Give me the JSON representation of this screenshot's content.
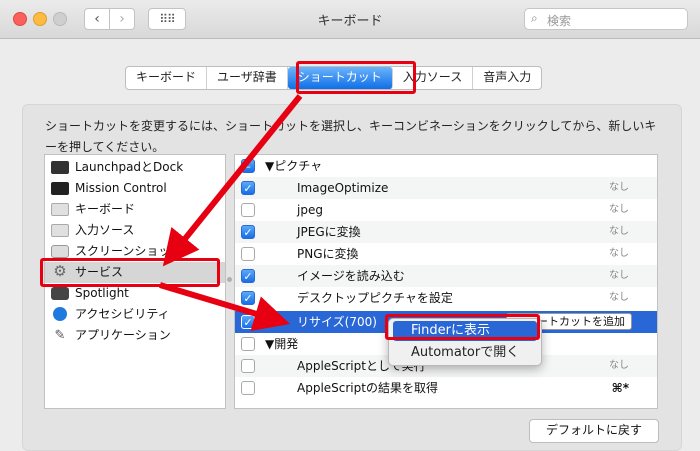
{
  "window": {
    "title": "キーボード",
    "search_placeholder": "検索",
    "back": "‹",
    "forward": "›",
    "grid": "⠿⠿"
  },
  "tabs": [
    {
      "label": "キーボード",
      "selected": false
    },
    {
      "label": "ユーザ辞書",
      "selected": false
    },
    {
      "label": "ショートカット",
      "selected": true
    },
    {
      "label": "入力ソース",
      "selected": false
    },
    {
      "label": "音声入力",
      "selected": false
    }
  ],
  "description": "ショートカットを変更するには、ショートカットを選択し、キーコンビネーションをクリックしてから、新しいキーを押してください。",
  "categories": [
    {
      "label": "LaunchpadとDock",
      "icon": "launchpad-icon"
    },
    {
      "label": "Mission Control",
      "icon": "mission-control-icon"
    },
    {
      "label": "キーボード",
      "icon": "keyboard-icon"
    },
    {
      "label": "入力ソース",
      "icon": "input-source-icon"
    },
    {
      "label": "スクリーンショット",
      "icon": "screenshot-icon"
    },
    {
      "label": "サービス",
      "icon": "gear-icon",
      "selected": true
    },
    {
      "label": "Spotlight",
      "icon": "spotlight-icon"
    },
    {
      "label": "アクセシビリティ",
      "icon": "accessibility-icon"
    },
    {
      "label": "アプリケーション",
      "icon": "app-shortcuts-icon"
    }
  ],
  "services": {
    "group_picture": "▼ピクチャ",
    "group_dev": "▼開発",
    "items": [
      {
        "label": "ImageOptimize",
        "checked": true,
        "key": "なし"
      },
      {
        "label": "jpeg",
        "checked": false,
        "key": "なし"
      },
      {
        "label": "JPEGに変換",
        "checked": true,
        "key": "なし"
      },
      {
        "label": "PNGに変換",
        "checked": false,
        "key": "なし"
      },
      {
        "label": "イメージを読み込む",
        "checked": true,
        "key": "なし"
      },
      {
        "label": "デスクトップピクチャを設定",
        "checked": true,
        "key": "なし"
      },
      {
        "label": "リサイズ(700)",
        "checked": true,
        "key": "",
        "selected": true
      },
      {
        "label": "AppleScriptとして実行",
        "checked": false,
        "key": "なし"
      },
      {
        "label": "AppleScriptの結果を取得",
        "checked": false,
        "key": "⌘*"
      }
    ],
    "add_shortcut_label": "ートカットを追加"
  },
  "context_menu": {
    "items": [
      "Finderに表示",
      "Automatorで開く"
    ],
    "highlighted": 0
  },
  "default_button": "デフォルトに戻す",
  "colors": {
    "accent": "#2a67d6",
    "annotation": "#e60012"
  }
}
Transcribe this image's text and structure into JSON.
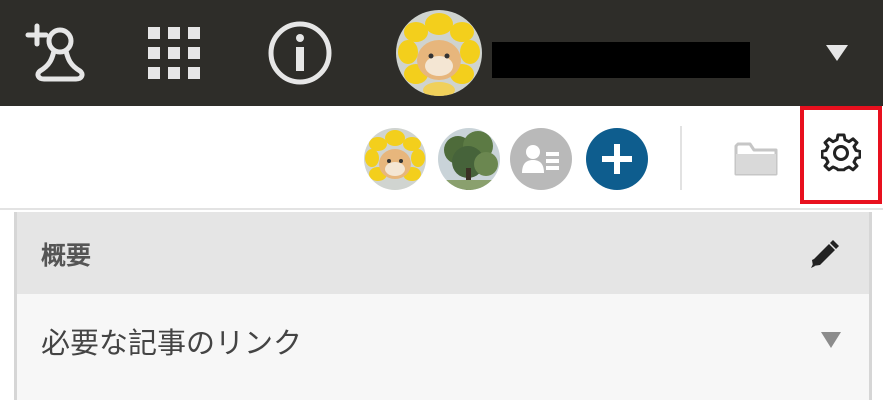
{
  "topbar": {
    "icons": {
      "add_user": "add-person-icon",
      "apps": "apps-grid-icon",
      "info": "info-icon",
      "caret": "caret-down-icon"
    },
    "colors": {
      "background": "#2e2d29",
      "icon": "#e6e6e6"
    }
  },
  "toolbar": {
    "colors": {
      "add_button": "#0e5d8e",
      "highlight": "#e8101e"
    }
  },
  "section": {
    "title": "概要",
    "row_label": "必要な記事のリンク"
  }
}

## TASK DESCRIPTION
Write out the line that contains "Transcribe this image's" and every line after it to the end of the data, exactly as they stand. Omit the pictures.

## ANSWER
Transcribe this image's text and structure into JSON.
{
  "topbar": {
    "icons": {
      "add_user": "add-person-icon",
      "apps": "apps-grid-icon",
      "info": "info-icon",
      "caret": "caret-down-icon"
    },
    "colors": {
      "background": "#2e2d29",
      "icon": "#e6e6e6"
    }
  },
  "toolbar": {
    "colors": {
      "add_button": "#0e5d8e",
      "highlight": "#e8101e"
    }
  },
  "section": {
    "title": "概要",
    "row_label": "必要な記事のリンク"
  }
}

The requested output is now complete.